Mr. STEWART (Edmonton):
I am afraid the hon. gentleman will not be able to wave the Union Jack this time and talk about loyalty. That had always been the recourse of a few hon. gentlemen across the floor of the house, and I think it is time it was stopped. There has never been any attempt on our part to preach sentiment, to talk about loyalty; this government on every occasion have given evidence by their works of what they believe. It makes me tired to hear gentlemen across the way talking of wrapping the flag about themselves. I have been in politics for forty years, and that is one of the things in my experience that has frequently been resorted to by hon. gentlemen across the floor. Not only that, but they have decried the loyalty of the
leader of this government and are still seeking to arouse prejudice against him. I say it is time that that sort of thing came to an end. This budget, so far as this government are concerned, is a complete answer as to where we stand in this connection with respect to the British preference.
The basic principle running throughout the changes in the budget is the transference of a large volume of imports now coming in from the United States to Great Britain, thereby short circuiting our exchange adjustments, which in the past have had to be transferred from Great Britain and the continent to the United States to pay for our excess imports from that country. Our next thought was the consumer. We sought to avoid increasing costs to him by an extension of the British preference.

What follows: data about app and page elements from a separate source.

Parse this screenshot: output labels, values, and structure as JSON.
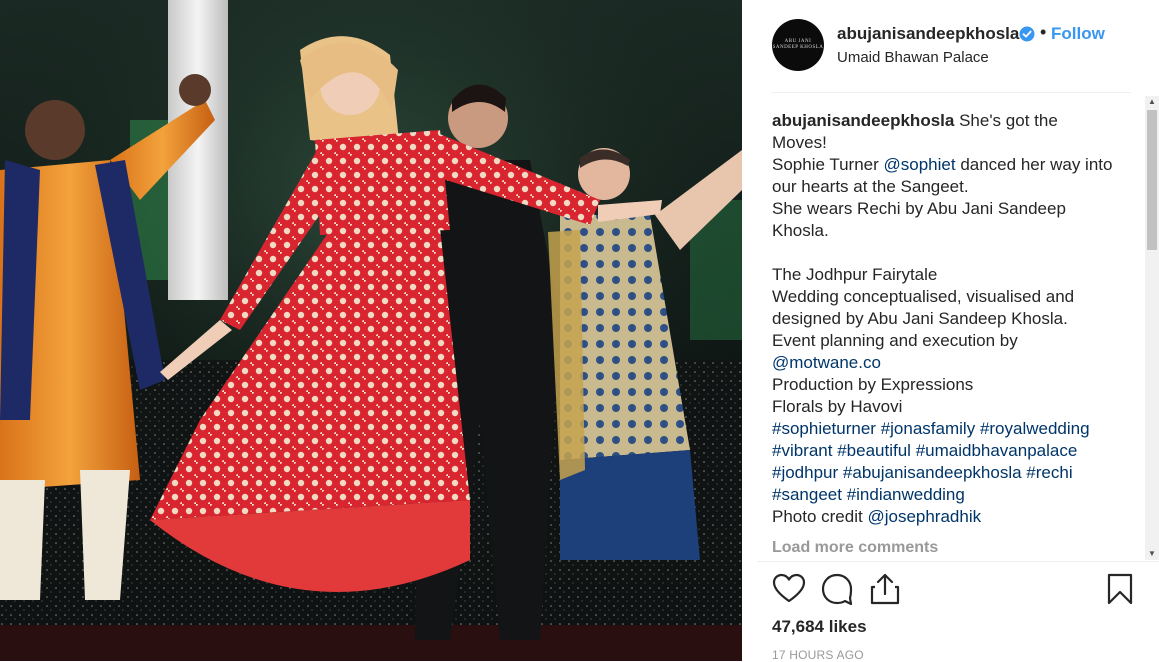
{
  "header": {
    "avatar_text": "ABU JANI SANDEEP KHOSLA",
    "username": "abujanisandeepkhosla",
    "separator": "•",
    "follow_label": "Follow",
    "location": "Umaid Bhawan Palace"
  },
  "caption": {
    "username": "abujanisandeepkhosla",
    "line1": " She's got the Moves!",
    "line2_pre": "Sophie Turner ",
    "mention1": "@sophiet",
    "line2_post": " danced her way into our hearts at the Sangeet.",
    "line3": "She wears Rechi by Abu Jani Sandeep Khosla.",
    "line4": "The Jodhpur Fairytale",
    "line5": "Wedding conceptualised, visualised and designed by Abu Jani Sandeep Khosla.",
    "line6": "Event planning and execution by",
    "mention2": "@motwane.co",
    "line7": "Production by Expressions",
    "line8": "Florals by Havovi",
    "hashtags": [
      "#sophieturner",
      "#jonasfamily",
      "#royalwedding",
      "#vibrant",
      "#beautiful",
      "#umaidbhavanpalace",
      "#jodhpur",
      "#abujanisandeepkhosla",
      "#rechi",
      "#sangeet",
      "#indianwedding"
    ],
    "credit_pre": "Photo credit ",
    "mention3": "@josephradhik"
  },
  "load_more": "Load more comments",
  "likes": "47,684 likes",
  "timestamp": "17 HOURS AGO",
  "icons": {
    "like": "heart-icon",
    "comment": "comment-icon",
    "share": "share-icon",
    "save": "bookmark-icon",
    "verified": "verified-badge-icon"
  },
  "colors": {
    "link": "#003569",
    "follow": "#3897f0",
    "verified": "#3897f0",
    "muted": "#999999",
    "text": "#262626"
  }
}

I now propose to deal with some of the statements made by the hon. leader of the opposition. His first statement was that we had increased taxation and thereby added to the burdens of the Canadian people. That, to say the least, is very misleading.
Subtopic: THE BUDGET